The final episode ending the relationship was over him refusing to come help me move a piano into my house. He had promised to help until it became inconvenient for him, so I shrugged it off and told him I would find someone else. He took that as me “manipulating his jealousy against him to get him to do whatever I wanted him to,” according to him anyway. He left and I haven’t heard from him since.
I had hung in there for seven months. Seven months of endless faith in him to change, seven months of standing up for him to my parents and closest friends. But he didn’t change, which in the end broke my heart to pieces. I couldn’t endure the belittlement anymore and his striking hateful words. I loved him with my whole heart, but I finally realized that his behavior would never change. I knew that I could end things now, or ten years and two kids later, which in the Catholic Church would be nearly impossible. I finally decided to make my life a priority and accept the fact that I could no longer be with him.
Michael stripped me of my friends, my family, my confidence, and my independence. He took everything I loved and twisted it, so he was the only thing in my life.
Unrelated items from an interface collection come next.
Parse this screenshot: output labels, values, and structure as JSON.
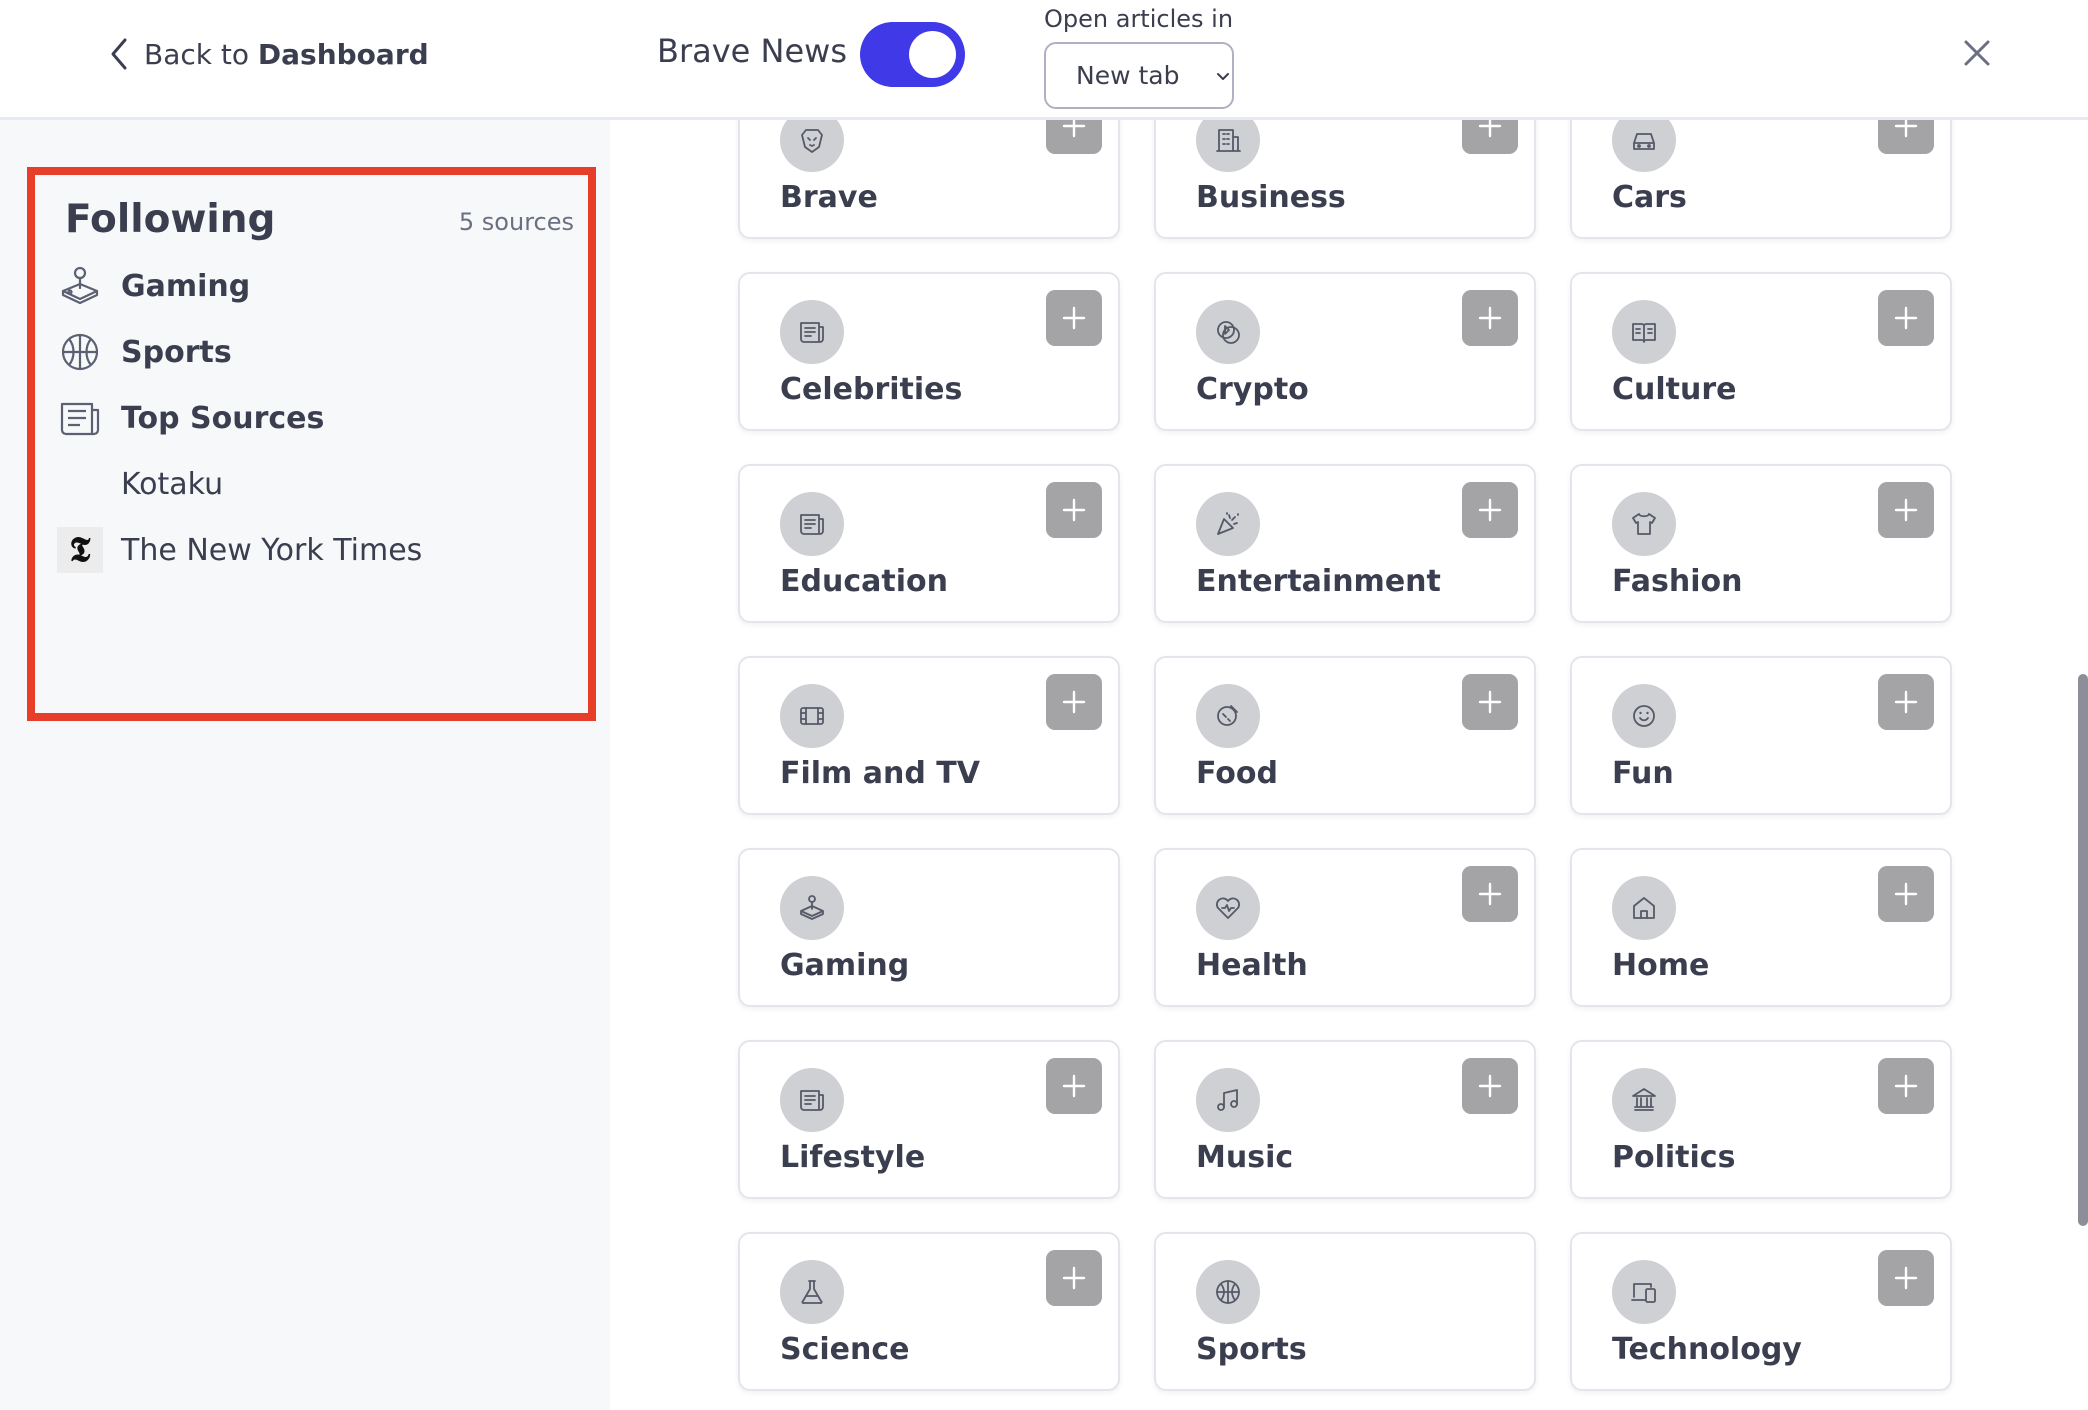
{
  "header": {
    "back_prefix": "Back to",
    "back_bold": "Dashboard",
    "brand_title": "Brave News",
    "toggle_on": true,
    "toggle_color": "#3f39e8",
    "open_articles_label": "Open articles in",
    "open_articles_value": "New tab"
  },
  "following": {
    "title": "Following",
    "count": "5 sources",
    "highlight_color": "#e63e2a",
    "items": [
      {
        "label": "Gaming",
        "icon": "gaming-icon",
        "bold": true
      },
      {
        "label": "Sports",
        "icon": "sports-icon",
        "bold": true
      },
      {
        "label": "Top Sources",
        "icon": "news-icon",
        "bold": true
      },
      {
        "label": "Kotaku",
        "icon": "",
        "bold": false
      },
      {
        "label": "The New York Times",
        "icon": "nyt-logo",
        "bold": false
      }
    ]
  },
  "categories": [
    {
      "label": "Brave",
      "icon": "brave-lion-icon",
      "add": true
    },
    {
      "label": "Business",
      "icon": "building-icon",
      "add": true
    },
    {
      "label": "Cars",
      "icon": "car-icon",
      "add": true
    },
    {
      "label": "Celebrities",
      "icon": "news-icon",
      "add": true
    },
    {
      "label": "Crypto",
      "icon": "crypto-icon",
      "add": true
    },
    {
      "label": "Culture",
      "icon": "book-icon",
      "add": true
    },
    {
      "label": "Education",
      "icon": "news-icon",
      "add": true
    },
    {
      "label": "Entertainment",
      "icon": "party-popper-icon",
      "add": true
    },
    {
      "label": "Fashion",
      "icon": "shirt-icon",
      "add": true
    },
    {
      "label": "Film and TV",
      "icon": "film-icon",
      "add": true
    },
    {
      "label": "Food",
      "icon": "food-icon",
      "add": true
    },
    {
      "label": "Fun",
      "icon": "smiley-icon",
      "add": true
    },
    {
      "label": "Gaming",
      "icon": "gaming-icon",
      "add": false
    },
    {
      "label": "Health",
      "icon": "heart-icon",
      "add": true
    },
    {
      "label": "Home",
      "icon": "house-icon",
      "add": true
    },
    {
      "label": "Lifestyle",
      "icon": "news-icon",
      "add": true
    },
    {
      "label": "Music",
      "icon": "music-note-icon",
      "add": true
    },
    {
      "label": "Politics",
      "icon": "government-icon",
      "add": true
    },
    {
      "label": "Science",
      "icon": "flask-icon",
      "add": true
    },
    {
      "label": "Sports",
      "icon": "sports-icon",
      "add": false
    },
    {
      "label": "Technology",
      "icon": "devices-icon",
      "add": true
    }
  ]
}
I was forced to make him my priority when I was never his. At times I wonder if it was me he really loved or the control he had over me. Anywhere from 1-3 million women are battered each year by their intimate partner, compared to the 3% of battered men, according to the Bureau of Justice Statistics.
The abuse I endured never got fully physically, and I thank God for that, I thank God that I got out when I did, I thank God for the strength he has given me to move on and heal, and I thank God that I didn’t become one of the four women that die each day as a result of domestic violence.
If you or anyone you know is suffering from domestic violence visit http://www.thehotline.org/